Putting entrepreneurship on the agenda
A groundbreaking program for people with disability is turning obstacles into opportunities. IgniteAbility taps into individual’s ambitions and motivations, laying the foundations for sustainable self-employment through entrepreneurship.
UTS Business School
Australian Research Council Linkage Scheme
Over 2.2 million Australians of working age have a disability. Nearly half are unemployed, and another 200,000 work part-time despite having the ability and desire to work more.
According to Ron Lewis, Managing Director of Break Thru People Solutions, many are hampered by “the soft bigotry of low expectations”.
Unemployment and underemployment are not only barriers to financial independence, they contribute to lower standards of living, social exclusion and poorer mental and physical health.
“In response to the desperation that people with disability have been feeling with their restricted opportunities, some have taken control of their own lives and created their own employment,” says UTS Professor of Social Inclusion and power wheelchair user, Simon Darcy.
Now, a collaboration between UTS and three disability services providers is tackling the problem head on. Capitalising on opportunities created by the NDIS, and building on previous collaborations with Settlement Services International, the IgniteAbility pilot program is empowering people with disability to become entrepreneurs.
Professor Darcy says, “The introduction of the NDIS is fundamentally changing the Australian disability policy and program landscape by replacing a welfare model with an insurance model.

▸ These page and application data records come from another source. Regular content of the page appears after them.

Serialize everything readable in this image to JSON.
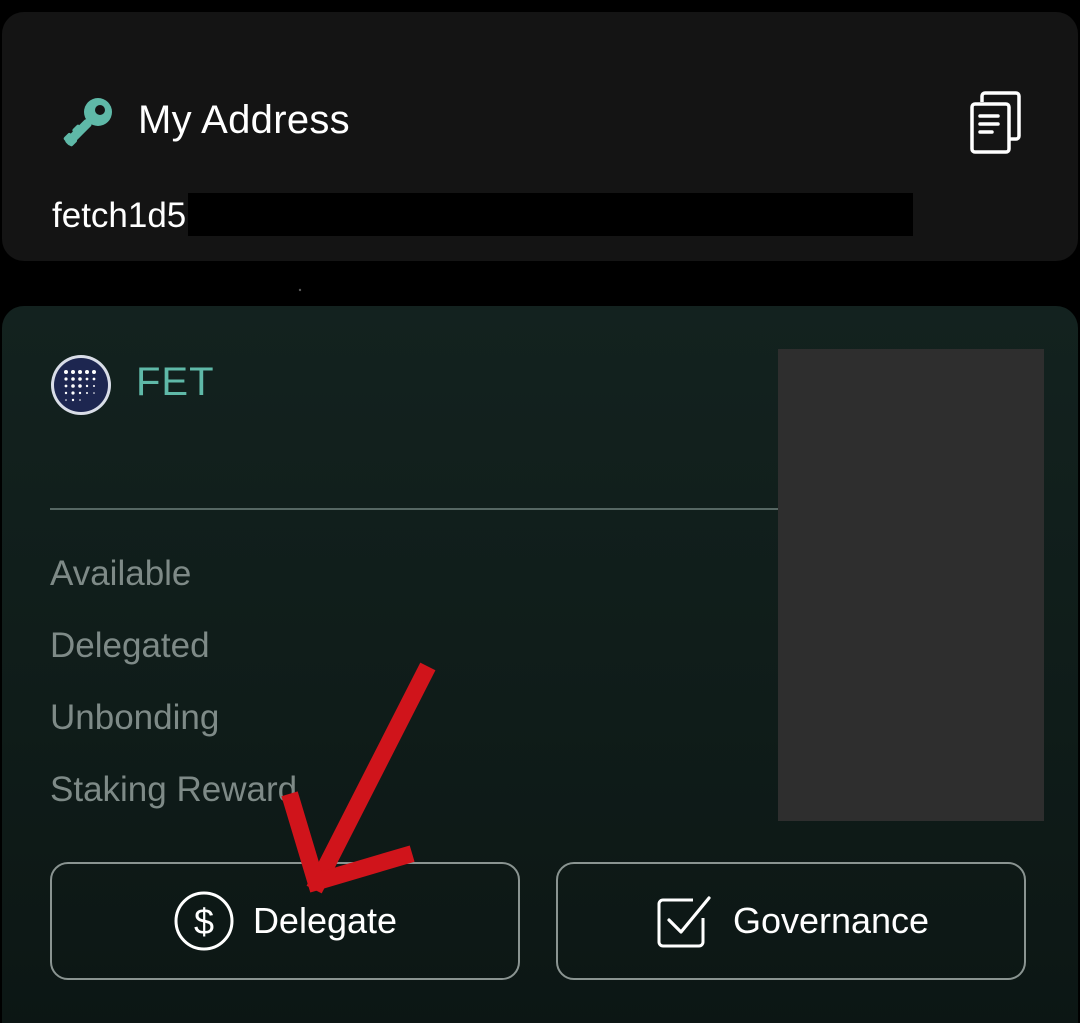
{
  "address_card": {
    "title": "My Address",
    "address_prefix": "fetch1d5",
    "key_icon": "key-icon",
    "copy_icon": "copy-icon"
  },
  "token_card": {
    "logo_icon": "fetch-ai-logo",
    "symbol": "FET",
    "labels": {
      "available": "Available",
      "delegated": "Delegated",
      "unbonding": "Unbonding",
      "staking_reward": "Staking Reward"
    },
    "actions": {
      "delegate": {
        "label": "Delegate",
        "icon": "dollar-circle-icon"
      },
      "governance": {
        "label": "Governance",
        "icon": "checkbox-icon"
      }
    }
  },
  "colors": {
    "accent": "#5fb9a8",
    "annotation_arrow": "#d0141b",
    "card_bg": "#141414",
    "token_card_bg": "#13221f"
  }
}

This gives consumer choice to people with disability, rather than block funding disability service organisations.
“The outcomes of this project can feed into this new environment by empowering individuals through a design-thinking process to put entrepreneurship on their agenda.”

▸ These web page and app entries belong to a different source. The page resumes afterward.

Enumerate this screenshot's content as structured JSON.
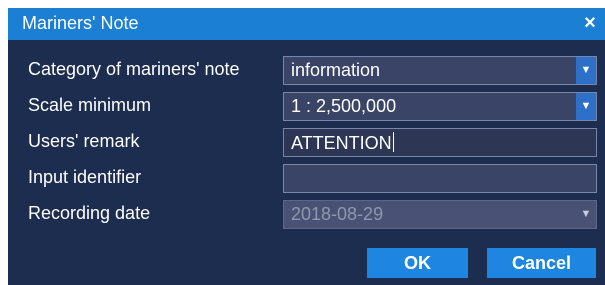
{
  "dialog": {
    "title": "Mariners' Note",
    "close_symbol": "×"
  },
  "fields": [
    {
      "label": "Category of mariners' note",
      "value": "information",
      "type": "select"
    },
    {
      "label": "Scale minimum",
      "value": "1 : 2,500,000",
      "type": "select"
    },
    {
      "label": "Users' remark",
      "value": "ATTENTION",
      "type": "text"
    },
    {
      "label": "Input identifier",
      "value": "",
      "type": "text"
    },
    {
      "label": "Recording date",
      "value": "2018-08-29",
      "type": "select",
      "disabled": true
    }
  ],
  "buttons": {
    "ok": "OK",
    "cancel": "Cancel"
  },
  "icons": {
    "dropdown": "chevron-down-icon",
    "close": "close-icon"
  },
  "colors": {
    "title_bar": "#1b7fd4",
    "panel_background": "#1c2d4f",
    "field_background": "#3a4467",
    "button": "#1e86e0"
  }
}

The expertise Professor Darcy brings to the project includes strategic planning for more inclusive organisational practices in areas such as the private vehicle modification market, mobile phone technology, the performing arts, accessible tourism and children’s sport.
Professor of Social Economics, Jock Collins is co-leading the research, having previously led a three-year study into entrepreneurship among refugees, who face similar barriers to employment.

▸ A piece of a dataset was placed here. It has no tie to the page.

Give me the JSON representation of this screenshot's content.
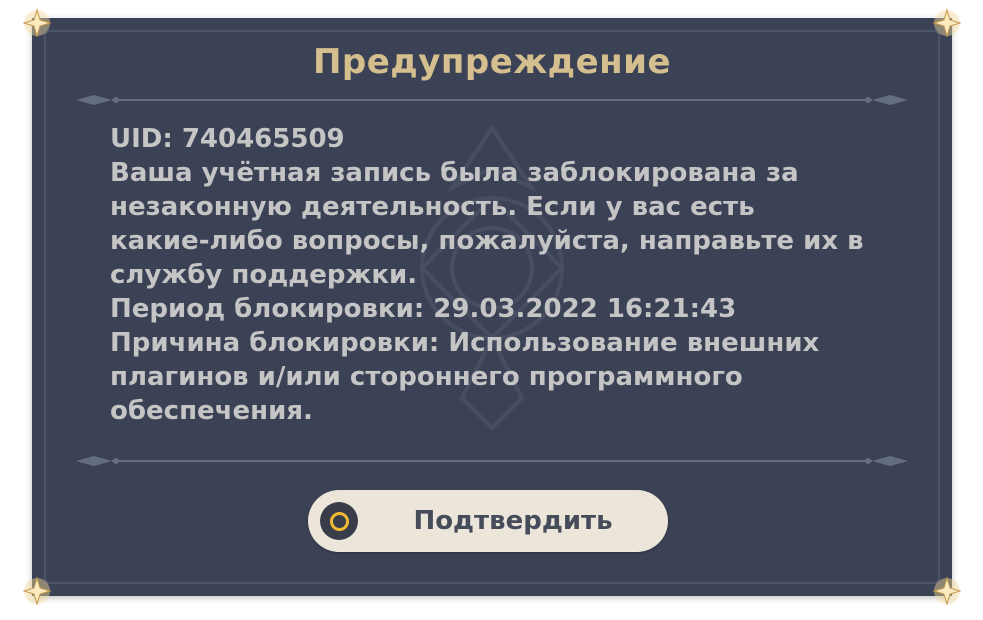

He says, “People with a disability have a rate of entrepreneurship 50 per cent higher than the Australian average, yet we know very little about their story—the barriers they have faced, the strategies they have used to overcome these barriers, the dynamics of their business enterprises and the economic and social contribution they make.”
IgniteAbility connects participants with an ecosystem of support, advice and resources to build capacity, facilitate networking and help to address obstacles. Research evaluation of the pilot will provide the evidence and insights to inform a robust and sustainable model.
Chris Sparks is a paraplegic who launched his first private business in IT consulting back in the 1980s and now runs 3 Wheeled Ute. “I found the flexibility of being my own boss enabled me more freedom to explore global travel and I learnt a lot about what makes a good business work”.
Sparks went on to establish and mentor assistive technology (AT) SMEs and employed many people with disability as part of his teams. “Our AT businesses thrived, due in part to the personal experiences of our employees and their own passion for AT and the vital role it services in the lives of those with disability”.
In addition to the research expertise UTS brings to the project, the support and know-how of the university’s Research Office enabled the initiative to secure $235,000 in federal funding. The industry partners are contributing a further $139,500 in cash and $140,000 of in-kind resources for the three-year pilot, which will provide the basis for an ongoing program.